I was lifted up from the earth . . flying south of the chain of lakes CHARLE STON 23 which separate the United States from Canada. ” Capers gave Payne letters of introduction to Northern churchmen. ” Leaving the South in 1835 would not take Payne beyond slavery’s reach. ” But Payne knew little of that. He was ready to say good-bye to the strange and anxious world of Charleston’s brown men. ૽ ૽ ૽ CATTO AND HIS mulatto friends decided they had had enough of sitting with the slaves in the balcony of Trinity Methodist Episcopal Church.
Then he wrote a rather long poem about what the legislators had done. He wrote that if “tears of blood” would change their minds, I at their feet the crimson tide would pour, Till potent justice swayed the senate floor. If South Carolina prevented him from teaching Negro children, he would have to go someplace where he could. Then he dreamed of soaring. “I was lifted up from the earth . . flying south of the chain of lakes CHARLE STON 23 which separate the United States from Canada. ” Capers gave Payne letters of introduction to Northern churchmen.

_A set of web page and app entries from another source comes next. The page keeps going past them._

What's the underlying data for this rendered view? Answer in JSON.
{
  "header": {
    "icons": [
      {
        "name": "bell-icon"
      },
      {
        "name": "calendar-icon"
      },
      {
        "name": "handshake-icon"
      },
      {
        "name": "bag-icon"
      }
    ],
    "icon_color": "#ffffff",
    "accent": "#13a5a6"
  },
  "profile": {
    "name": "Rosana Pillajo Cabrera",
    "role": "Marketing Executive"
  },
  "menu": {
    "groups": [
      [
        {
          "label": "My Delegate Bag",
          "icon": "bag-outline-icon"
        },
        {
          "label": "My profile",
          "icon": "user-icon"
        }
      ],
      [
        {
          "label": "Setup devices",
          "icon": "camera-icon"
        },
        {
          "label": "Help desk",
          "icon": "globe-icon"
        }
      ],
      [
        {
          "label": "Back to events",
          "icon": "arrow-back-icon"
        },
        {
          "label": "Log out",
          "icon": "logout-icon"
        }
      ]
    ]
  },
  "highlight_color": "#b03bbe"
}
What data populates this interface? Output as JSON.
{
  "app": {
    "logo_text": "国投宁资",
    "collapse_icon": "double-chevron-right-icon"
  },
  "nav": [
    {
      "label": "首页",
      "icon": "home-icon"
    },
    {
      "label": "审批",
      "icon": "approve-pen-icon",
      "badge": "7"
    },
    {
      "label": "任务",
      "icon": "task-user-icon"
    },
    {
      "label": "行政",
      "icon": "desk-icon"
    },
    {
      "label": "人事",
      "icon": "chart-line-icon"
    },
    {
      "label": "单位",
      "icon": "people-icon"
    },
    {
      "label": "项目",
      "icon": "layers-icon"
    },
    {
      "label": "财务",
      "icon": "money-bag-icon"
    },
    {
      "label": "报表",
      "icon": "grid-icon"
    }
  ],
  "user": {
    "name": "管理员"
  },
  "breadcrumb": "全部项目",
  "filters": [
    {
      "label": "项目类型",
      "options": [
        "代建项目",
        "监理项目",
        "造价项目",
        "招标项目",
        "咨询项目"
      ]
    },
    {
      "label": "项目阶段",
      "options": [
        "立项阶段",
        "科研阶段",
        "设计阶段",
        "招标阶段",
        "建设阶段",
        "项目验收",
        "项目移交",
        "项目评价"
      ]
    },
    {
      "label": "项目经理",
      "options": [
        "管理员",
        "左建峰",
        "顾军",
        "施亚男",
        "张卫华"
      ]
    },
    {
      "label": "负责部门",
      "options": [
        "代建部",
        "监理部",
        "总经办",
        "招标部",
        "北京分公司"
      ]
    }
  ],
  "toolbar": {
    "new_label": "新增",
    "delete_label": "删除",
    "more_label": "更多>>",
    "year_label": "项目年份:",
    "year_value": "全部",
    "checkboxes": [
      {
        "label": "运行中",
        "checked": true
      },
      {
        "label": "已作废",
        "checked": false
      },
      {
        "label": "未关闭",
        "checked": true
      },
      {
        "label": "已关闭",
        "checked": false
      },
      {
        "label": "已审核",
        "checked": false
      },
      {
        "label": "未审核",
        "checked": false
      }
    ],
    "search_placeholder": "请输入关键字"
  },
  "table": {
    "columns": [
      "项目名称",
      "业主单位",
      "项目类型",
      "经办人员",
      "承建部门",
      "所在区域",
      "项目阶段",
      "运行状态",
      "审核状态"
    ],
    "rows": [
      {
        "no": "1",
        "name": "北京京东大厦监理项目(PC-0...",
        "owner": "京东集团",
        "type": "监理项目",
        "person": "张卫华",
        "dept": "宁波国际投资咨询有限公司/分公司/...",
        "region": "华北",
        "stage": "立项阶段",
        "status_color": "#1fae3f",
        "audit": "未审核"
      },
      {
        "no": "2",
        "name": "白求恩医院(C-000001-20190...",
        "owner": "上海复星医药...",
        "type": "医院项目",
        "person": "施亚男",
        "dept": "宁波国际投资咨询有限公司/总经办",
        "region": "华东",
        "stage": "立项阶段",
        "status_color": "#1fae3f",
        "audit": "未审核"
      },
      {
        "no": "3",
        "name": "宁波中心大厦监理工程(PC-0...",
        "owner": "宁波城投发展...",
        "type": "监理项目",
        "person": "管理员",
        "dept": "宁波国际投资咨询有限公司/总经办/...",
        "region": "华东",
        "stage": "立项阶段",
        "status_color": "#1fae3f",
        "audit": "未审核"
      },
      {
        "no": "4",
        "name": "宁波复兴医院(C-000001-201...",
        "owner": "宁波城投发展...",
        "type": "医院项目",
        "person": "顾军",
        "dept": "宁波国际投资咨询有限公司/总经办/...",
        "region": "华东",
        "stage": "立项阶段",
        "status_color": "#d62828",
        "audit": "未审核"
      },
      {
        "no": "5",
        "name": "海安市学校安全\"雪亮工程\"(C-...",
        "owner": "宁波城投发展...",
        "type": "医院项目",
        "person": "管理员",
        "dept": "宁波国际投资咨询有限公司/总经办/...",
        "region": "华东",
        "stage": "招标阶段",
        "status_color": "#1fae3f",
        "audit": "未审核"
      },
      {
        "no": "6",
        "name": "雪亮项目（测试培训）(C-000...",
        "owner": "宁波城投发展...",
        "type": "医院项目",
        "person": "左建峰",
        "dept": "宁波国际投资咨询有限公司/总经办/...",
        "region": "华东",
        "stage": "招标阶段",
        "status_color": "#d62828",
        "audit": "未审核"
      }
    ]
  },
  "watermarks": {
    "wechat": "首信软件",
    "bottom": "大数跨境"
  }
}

In fall, their sons attended the city’s renowned medical schools. ” But even a leading Quaker antislavery man, James Mott, brokered Southern cotton to Philadelphia textile mills—until his antislavery wife persuaded him to deal in wool instead. ” Few of the city’s Quakers stood as firm as the Motts in their antislavery zeal— fewer, still, when it came to questions of color prejudice and equal rights. The schoolteacher Sarah Douglass, the Grimké sisters’ colored friend, had attended the thousand-member Arch Street Meeting.